Wyden's plan would require employers to continue contributing toward the cost of health coverage, but it would get them out of the business of directly providing insurance and limit their exposure to double-digit annual inflation.

In the first two years of the plan, employers who now provide coverage would be required to directly pay workers what they were spending on insurance.  Thereafter, most companies would pay the government a healthcare contribution that resembles a payroll tax.

Using the money from their employer, individuals would be required to purchase a private insurance policy through a purchasing pool in their state.  Benefits would be keyed to the Blue Cross Blue Shield Standard Plan available to federal workers.  Workers would not have to pay higher income taxes because of the employer contribution.

The uninsured would also have to buy coverage, but premiums for the poor would be fully subsidized by the government.  Middle-class families with incomes up to $80,000 for a family of four would be eligible for help on a sliding scale.

Premiums from individuals and contributions from employers would be collected by the government through the tax system and distributed to insurers.  Once enrolled, individuals would be covered until retirement.  Seniors in the Medicare program would not have to make any changes.

An economic analysis of the plan by the Lewin Group consulting firm found it could be paid for with a little less than what the nation now spends on healthcare.  In theory, the plan would hold down healthcare inflation because individuals would have to pay more out of their own pockets for plans with lavish benefits.

Wyden's proposal spelled out in a 166-page bill that he plans to introduce soon is complex and such changes are not likely to be easily enacted.  Most experts believe major healthcare reform will only be possible if a presidential candidate is elected with a mandate to tackle the problem.  Nonetheless, Wyden won compliments for taking on a tough issue.

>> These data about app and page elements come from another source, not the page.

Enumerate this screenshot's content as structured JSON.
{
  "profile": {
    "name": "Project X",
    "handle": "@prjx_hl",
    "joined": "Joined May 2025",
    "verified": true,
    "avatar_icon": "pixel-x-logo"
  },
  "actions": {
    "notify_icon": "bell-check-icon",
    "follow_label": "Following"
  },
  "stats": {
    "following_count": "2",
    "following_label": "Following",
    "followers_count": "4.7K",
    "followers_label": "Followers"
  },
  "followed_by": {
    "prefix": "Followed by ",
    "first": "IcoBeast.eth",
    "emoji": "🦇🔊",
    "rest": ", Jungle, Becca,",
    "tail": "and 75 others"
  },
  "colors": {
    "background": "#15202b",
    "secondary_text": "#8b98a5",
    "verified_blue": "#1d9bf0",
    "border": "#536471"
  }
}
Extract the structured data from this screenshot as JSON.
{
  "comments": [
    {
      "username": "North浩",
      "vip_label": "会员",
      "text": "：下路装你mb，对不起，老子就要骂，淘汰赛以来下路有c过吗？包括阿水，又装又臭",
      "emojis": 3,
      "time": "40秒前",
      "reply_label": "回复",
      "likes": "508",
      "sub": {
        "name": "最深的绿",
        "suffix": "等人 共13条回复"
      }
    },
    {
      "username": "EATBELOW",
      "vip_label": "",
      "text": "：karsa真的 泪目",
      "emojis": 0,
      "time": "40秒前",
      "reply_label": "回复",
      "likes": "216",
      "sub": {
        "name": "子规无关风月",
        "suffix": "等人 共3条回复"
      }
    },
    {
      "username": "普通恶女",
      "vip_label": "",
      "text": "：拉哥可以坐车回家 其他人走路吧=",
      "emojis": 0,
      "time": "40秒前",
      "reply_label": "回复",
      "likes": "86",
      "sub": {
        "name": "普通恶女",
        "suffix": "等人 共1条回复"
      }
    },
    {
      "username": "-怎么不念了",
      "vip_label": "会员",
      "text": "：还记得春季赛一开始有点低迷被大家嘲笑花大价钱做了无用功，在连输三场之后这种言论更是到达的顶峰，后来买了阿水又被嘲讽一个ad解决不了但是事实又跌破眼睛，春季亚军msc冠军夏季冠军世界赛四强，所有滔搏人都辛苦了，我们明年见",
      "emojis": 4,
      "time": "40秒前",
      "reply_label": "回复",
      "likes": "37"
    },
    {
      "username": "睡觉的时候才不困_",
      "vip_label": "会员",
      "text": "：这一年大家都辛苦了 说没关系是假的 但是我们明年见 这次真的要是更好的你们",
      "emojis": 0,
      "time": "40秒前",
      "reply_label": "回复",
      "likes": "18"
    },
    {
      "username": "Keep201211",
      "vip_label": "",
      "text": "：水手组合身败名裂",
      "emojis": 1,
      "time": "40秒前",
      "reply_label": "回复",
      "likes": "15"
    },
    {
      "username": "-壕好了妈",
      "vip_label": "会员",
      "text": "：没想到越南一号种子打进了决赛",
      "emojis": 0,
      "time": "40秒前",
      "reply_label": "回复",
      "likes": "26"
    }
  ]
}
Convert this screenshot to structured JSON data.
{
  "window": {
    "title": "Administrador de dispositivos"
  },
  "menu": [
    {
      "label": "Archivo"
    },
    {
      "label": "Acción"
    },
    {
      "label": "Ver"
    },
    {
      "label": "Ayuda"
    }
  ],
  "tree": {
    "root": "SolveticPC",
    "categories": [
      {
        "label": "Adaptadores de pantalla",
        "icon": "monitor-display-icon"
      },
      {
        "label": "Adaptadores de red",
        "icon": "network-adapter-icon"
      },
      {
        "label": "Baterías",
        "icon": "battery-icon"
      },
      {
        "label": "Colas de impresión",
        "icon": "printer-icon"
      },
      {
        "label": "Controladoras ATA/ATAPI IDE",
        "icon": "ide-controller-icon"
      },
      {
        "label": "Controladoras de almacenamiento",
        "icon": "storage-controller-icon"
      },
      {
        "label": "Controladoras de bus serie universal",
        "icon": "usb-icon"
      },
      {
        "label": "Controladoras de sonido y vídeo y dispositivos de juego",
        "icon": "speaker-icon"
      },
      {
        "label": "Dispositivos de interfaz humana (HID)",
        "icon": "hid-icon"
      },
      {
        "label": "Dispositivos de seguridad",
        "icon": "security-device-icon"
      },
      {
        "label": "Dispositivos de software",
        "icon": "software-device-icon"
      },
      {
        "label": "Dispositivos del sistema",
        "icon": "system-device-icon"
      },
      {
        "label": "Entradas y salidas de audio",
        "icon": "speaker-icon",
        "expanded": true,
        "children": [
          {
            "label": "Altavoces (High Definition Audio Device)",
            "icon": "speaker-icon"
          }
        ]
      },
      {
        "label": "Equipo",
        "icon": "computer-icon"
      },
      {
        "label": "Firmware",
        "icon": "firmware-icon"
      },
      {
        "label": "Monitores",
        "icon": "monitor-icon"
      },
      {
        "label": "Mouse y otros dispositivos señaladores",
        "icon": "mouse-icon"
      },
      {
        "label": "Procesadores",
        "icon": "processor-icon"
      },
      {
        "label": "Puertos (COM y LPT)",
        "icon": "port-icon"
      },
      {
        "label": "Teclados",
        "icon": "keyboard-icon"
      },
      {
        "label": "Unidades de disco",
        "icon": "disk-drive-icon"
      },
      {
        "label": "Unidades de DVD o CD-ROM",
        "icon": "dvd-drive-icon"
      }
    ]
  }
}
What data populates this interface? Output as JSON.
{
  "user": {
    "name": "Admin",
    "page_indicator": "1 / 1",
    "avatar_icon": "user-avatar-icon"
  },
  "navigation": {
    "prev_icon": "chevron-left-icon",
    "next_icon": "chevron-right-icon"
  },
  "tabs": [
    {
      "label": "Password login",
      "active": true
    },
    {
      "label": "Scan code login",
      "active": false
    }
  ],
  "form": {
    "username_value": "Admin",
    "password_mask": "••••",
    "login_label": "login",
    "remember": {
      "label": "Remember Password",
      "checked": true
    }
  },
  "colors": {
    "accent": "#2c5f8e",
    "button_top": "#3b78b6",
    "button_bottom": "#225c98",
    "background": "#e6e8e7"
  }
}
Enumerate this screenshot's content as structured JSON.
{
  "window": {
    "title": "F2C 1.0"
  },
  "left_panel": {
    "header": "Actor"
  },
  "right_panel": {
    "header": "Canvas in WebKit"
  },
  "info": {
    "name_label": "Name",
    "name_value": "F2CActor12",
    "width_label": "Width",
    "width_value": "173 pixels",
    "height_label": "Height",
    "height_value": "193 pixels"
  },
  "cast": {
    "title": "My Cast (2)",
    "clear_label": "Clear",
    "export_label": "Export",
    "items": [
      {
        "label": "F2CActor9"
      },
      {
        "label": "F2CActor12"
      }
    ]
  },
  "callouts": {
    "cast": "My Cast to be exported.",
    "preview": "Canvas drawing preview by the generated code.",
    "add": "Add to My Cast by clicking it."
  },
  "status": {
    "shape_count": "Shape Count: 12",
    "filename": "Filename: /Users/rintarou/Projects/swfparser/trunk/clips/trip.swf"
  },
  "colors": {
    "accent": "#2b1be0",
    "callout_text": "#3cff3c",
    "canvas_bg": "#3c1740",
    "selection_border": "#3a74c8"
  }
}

"We are very supportive of the goals Sen. Wyden has established," said Ron Pollack, executive director of Families USA, a liberal advocacy group that will play a key role on health policy in the Democratic-led Congress.  But he called the plan "a first step" and "a work in progress."

At the Committee for Economic Development, an organization of CEOs from major companies, senior economist Joseph Minarik said Wyden's plan sounds like "a first or second cousin" to ideas the organization is considering in formulating its own proposal that will be announced next year.

"The story overall is that people are beginning to come to the conclusion that the employer-based health insurance system is very vulnerable," Minarik said.

ricardo.alonso-zaldivar@latimes.com

http://www.latimes.com/news/nationworld/nation/la-ex-healthcare13dec13,0,6148068.story?coll=la-home-nation